[[ Material provided, beginning ]]

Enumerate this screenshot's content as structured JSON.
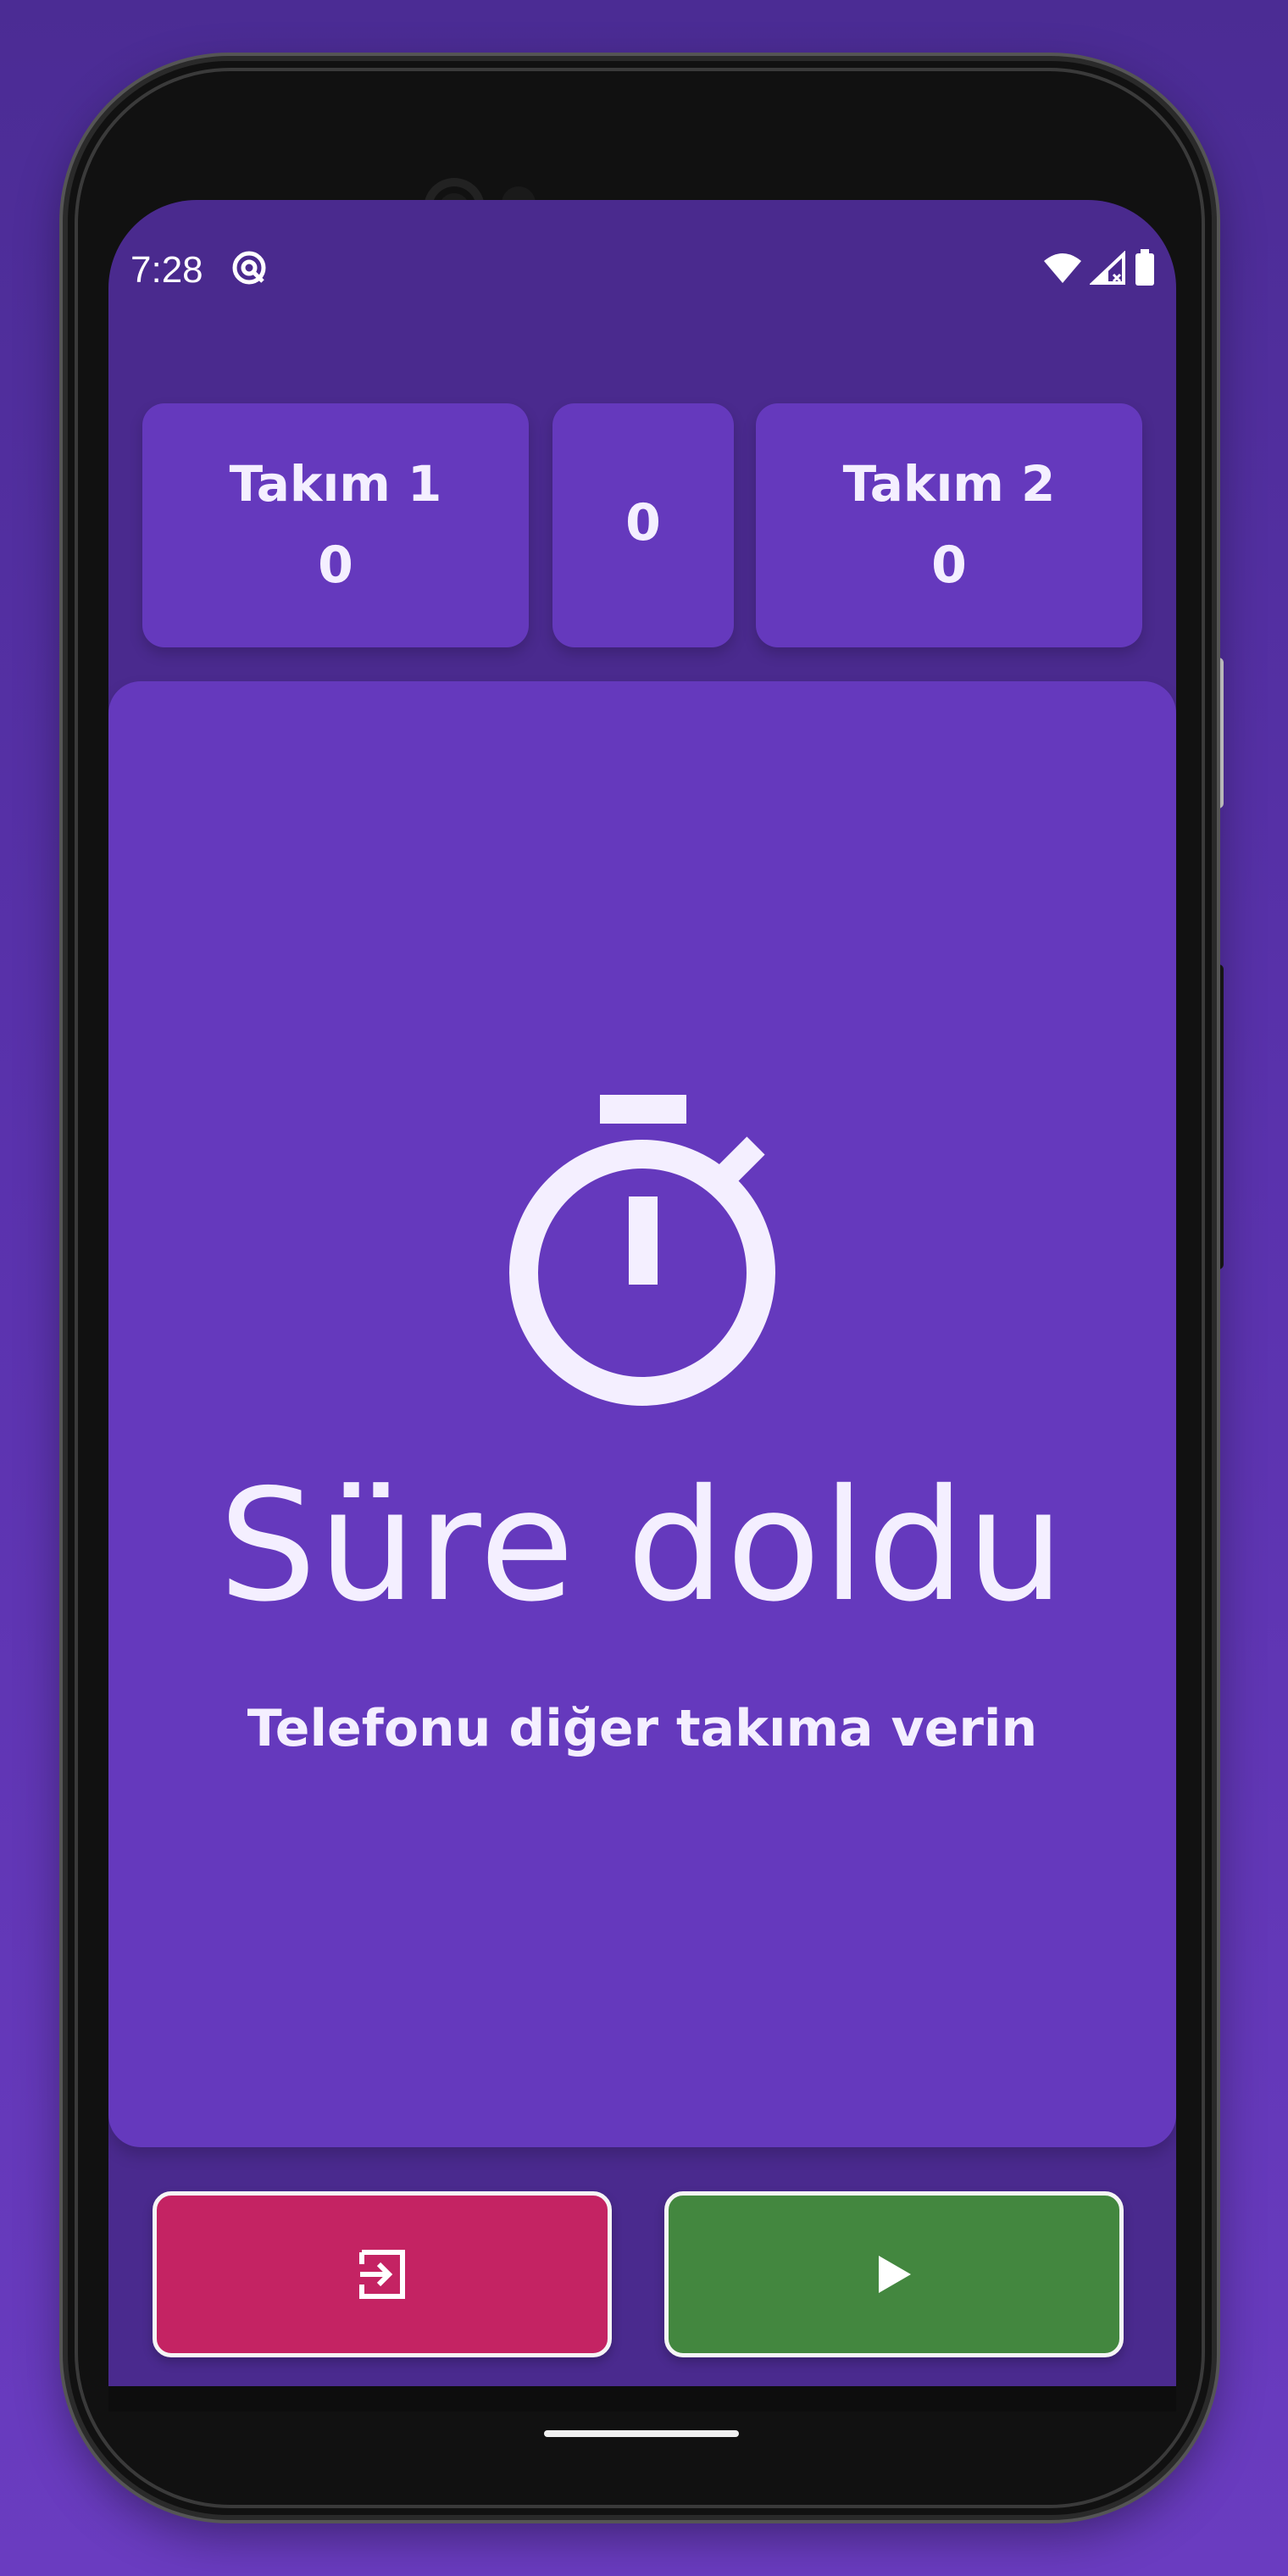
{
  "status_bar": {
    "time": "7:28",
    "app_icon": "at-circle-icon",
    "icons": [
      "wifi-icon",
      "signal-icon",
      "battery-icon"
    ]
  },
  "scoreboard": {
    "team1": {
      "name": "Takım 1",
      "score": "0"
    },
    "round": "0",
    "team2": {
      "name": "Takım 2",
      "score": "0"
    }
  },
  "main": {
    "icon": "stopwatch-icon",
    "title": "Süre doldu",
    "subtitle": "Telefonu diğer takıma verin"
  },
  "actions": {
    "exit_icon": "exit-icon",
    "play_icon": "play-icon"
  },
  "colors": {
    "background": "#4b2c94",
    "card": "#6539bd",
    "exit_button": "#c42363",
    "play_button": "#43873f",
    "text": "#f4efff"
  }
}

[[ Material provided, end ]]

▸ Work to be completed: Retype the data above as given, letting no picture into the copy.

▸ Result for this task:
Enumerate this screenshot's content as structured JSON.
{
  "status_bar": {
    "time": "7:28",
    "app_icon": "at-circle-icon",
    "icons": [
      "wifi-icon",
      "signal-icon",
      "battery-icon"
    ]
  },
  "scoreboard": {
    "team1": {
      "name": "Takım 1",
      "score": "0"
    },
    "round": "0",
    "team2": {
      "name": "Takım 2",
      "score": "0"
    }
  },
  "main": {
    "icon": "stopwatch-icon",
    "title": "Süre doldu",
    "subtitle": "Telefonu diğer takıma verin"
  },
  "actions": {
    "exit_icon": "exit-icon",
    "play_icon": "play-icon"
  },
  "colors": {
    "background": "#4b2c94",
    "card": "#6539bd",
    "exit_button": "#c42363",
    "play_button": "#43873f",
    "text": "#f4efff"
  }
}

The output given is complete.